--- Available records ---

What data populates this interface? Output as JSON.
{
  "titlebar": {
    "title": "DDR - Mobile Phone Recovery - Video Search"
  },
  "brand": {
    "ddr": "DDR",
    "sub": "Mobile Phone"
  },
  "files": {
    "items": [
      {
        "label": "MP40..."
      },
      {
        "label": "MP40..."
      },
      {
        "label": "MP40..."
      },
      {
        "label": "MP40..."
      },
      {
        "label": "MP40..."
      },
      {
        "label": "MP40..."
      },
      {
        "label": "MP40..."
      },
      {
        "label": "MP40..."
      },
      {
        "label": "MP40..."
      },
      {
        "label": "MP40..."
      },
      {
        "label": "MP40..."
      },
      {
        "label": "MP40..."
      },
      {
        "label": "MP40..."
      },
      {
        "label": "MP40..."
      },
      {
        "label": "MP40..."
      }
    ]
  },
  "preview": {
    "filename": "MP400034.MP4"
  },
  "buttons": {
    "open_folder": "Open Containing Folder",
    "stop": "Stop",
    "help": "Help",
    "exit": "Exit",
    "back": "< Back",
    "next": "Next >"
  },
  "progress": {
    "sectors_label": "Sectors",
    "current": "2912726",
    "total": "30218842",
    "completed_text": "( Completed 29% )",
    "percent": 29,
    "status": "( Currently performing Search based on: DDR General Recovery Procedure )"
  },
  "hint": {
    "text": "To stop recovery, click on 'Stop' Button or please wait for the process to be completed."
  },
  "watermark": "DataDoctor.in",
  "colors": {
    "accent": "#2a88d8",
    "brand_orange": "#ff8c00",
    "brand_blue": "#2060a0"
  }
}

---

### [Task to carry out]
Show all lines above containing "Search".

### [Output of the task]
    "title": "DDR - Mobile Phone Recovery - Video Search"
    "status": "( Currently performing Search based on: DDR General Recovery Procedure )"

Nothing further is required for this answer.